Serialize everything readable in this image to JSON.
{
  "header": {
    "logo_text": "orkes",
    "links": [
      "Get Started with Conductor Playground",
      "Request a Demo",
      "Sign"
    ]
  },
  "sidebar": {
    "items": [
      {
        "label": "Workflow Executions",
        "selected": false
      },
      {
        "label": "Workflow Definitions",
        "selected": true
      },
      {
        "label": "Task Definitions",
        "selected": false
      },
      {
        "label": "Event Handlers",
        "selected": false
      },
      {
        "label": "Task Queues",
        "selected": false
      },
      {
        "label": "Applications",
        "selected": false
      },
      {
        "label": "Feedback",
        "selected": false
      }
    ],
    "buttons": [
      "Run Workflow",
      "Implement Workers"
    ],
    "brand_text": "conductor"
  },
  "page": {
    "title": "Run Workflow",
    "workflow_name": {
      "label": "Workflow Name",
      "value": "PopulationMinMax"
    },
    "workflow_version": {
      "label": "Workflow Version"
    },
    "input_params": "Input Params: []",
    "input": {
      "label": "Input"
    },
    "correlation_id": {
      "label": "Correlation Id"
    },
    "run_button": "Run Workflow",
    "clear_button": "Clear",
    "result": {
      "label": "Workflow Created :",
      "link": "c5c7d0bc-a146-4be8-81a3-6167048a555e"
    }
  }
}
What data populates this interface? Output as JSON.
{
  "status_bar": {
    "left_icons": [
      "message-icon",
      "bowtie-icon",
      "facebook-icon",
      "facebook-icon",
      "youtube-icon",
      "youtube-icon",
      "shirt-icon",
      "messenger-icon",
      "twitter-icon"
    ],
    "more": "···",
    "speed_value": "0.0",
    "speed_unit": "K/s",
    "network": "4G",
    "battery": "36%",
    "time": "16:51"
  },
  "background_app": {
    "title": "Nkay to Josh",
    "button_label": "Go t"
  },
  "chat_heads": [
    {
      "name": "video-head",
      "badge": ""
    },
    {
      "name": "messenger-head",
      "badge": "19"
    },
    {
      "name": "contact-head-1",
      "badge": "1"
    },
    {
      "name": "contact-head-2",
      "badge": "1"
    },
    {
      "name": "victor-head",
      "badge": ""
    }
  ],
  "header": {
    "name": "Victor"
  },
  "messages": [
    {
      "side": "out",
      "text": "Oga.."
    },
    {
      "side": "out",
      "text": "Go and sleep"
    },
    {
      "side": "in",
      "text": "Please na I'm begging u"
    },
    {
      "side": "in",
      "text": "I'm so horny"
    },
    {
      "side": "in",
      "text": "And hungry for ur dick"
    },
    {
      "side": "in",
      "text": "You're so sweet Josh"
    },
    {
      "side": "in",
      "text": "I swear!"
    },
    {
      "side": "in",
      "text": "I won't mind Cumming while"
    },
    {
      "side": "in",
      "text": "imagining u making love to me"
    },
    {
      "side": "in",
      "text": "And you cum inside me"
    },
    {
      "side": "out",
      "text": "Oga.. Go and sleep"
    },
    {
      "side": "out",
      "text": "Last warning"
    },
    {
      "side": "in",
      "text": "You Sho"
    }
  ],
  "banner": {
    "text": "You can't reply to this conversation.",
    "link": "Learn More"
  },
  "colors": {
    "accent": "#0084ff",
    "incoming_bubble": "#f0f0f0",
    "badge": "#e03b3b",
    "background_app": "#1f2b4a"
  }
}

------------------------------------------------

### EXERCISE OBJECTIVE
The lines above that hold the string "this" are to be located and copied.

### PROBLEM SOLUTION
Serialize everything readable in this image to JSON.
What data populates this interface? Output as JSON.
    "text": "You can't reply to this conversation.",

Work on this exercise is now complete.